-- ASSIGNED TASK --
Please count the lines in the data below that hold "bottom" and answer with the number by itself.

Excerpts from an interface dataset
■ ■ ■ ■ ■

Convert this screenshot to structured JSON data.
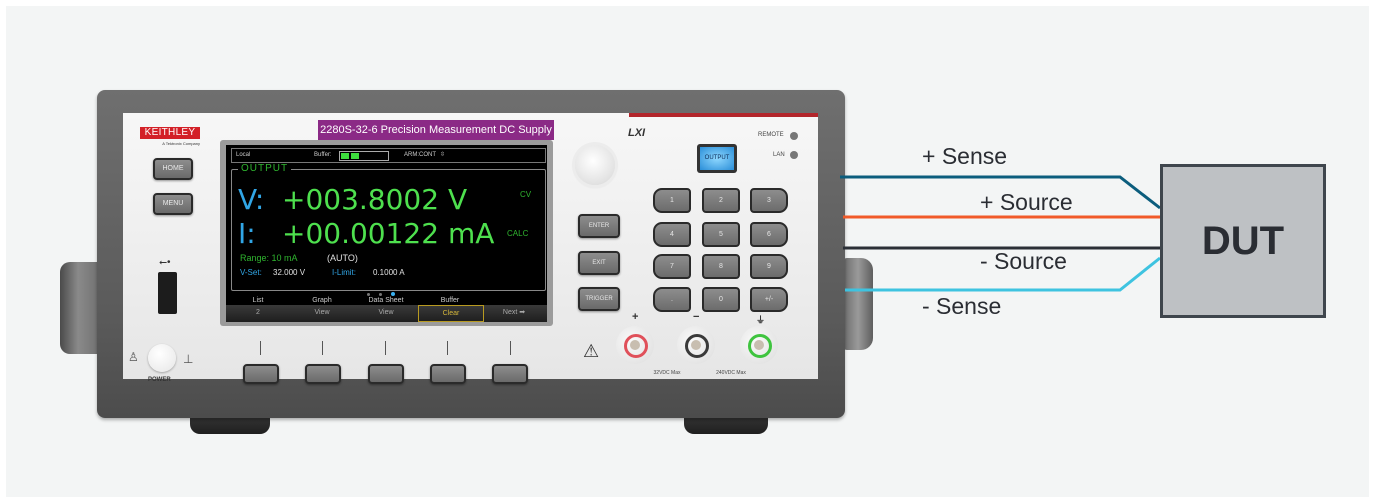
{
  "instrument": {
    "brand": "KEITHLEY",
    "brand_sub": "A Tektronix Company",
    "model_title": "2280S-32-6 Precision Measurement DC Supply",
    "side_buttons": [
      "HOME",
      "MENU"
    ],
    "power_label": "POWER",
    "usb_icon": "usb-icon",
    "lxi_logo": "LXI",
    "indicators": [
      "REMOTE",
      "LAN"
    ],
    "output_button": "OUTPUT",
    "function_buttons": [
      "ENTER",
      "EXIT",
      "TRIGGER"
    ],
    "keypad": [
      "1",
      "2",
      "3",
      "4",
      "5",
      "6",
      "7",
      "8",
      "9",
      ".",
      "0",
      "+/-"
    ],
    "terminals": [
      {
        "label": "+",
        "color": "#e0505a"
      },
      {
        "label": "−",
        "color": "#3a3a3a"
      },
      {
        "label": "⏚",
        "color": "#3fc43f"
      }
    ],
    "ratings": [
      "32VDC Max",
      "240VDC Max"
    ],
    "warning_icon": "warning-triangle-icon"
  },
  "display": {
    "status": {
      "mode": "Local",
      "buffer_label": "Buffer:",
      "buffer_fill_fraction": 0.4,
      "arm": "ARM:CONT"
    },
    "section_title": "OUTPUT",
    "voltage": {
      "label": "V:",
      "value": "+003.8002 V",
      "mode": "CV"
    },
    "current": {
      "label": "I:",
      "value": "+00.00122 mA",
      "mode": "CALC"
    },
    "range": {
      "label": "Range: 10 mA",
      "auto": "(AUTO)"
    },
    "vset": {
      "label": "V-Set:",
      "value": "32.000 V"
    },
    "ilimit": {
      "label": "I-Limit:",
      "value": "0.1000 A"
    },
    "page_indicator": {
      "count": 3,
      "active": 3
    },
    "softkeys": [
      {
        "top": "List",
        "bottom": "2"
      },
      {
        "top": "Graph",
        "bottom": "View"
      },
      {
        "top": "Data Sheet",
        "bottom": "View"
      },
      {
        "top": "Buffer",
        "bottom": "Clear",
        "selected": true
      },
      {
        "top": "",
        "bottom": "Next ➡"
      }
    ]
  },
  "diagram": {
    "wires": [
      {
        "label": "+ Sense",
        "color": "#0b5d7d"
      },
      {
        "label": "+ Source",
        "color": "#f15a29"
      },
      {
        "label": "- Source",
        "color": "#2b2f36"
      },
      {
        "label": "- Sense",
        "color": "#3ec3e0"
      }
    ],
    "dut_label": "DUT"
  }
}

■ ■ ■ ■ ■

-- ANSWER TO THE PROBLEM --
5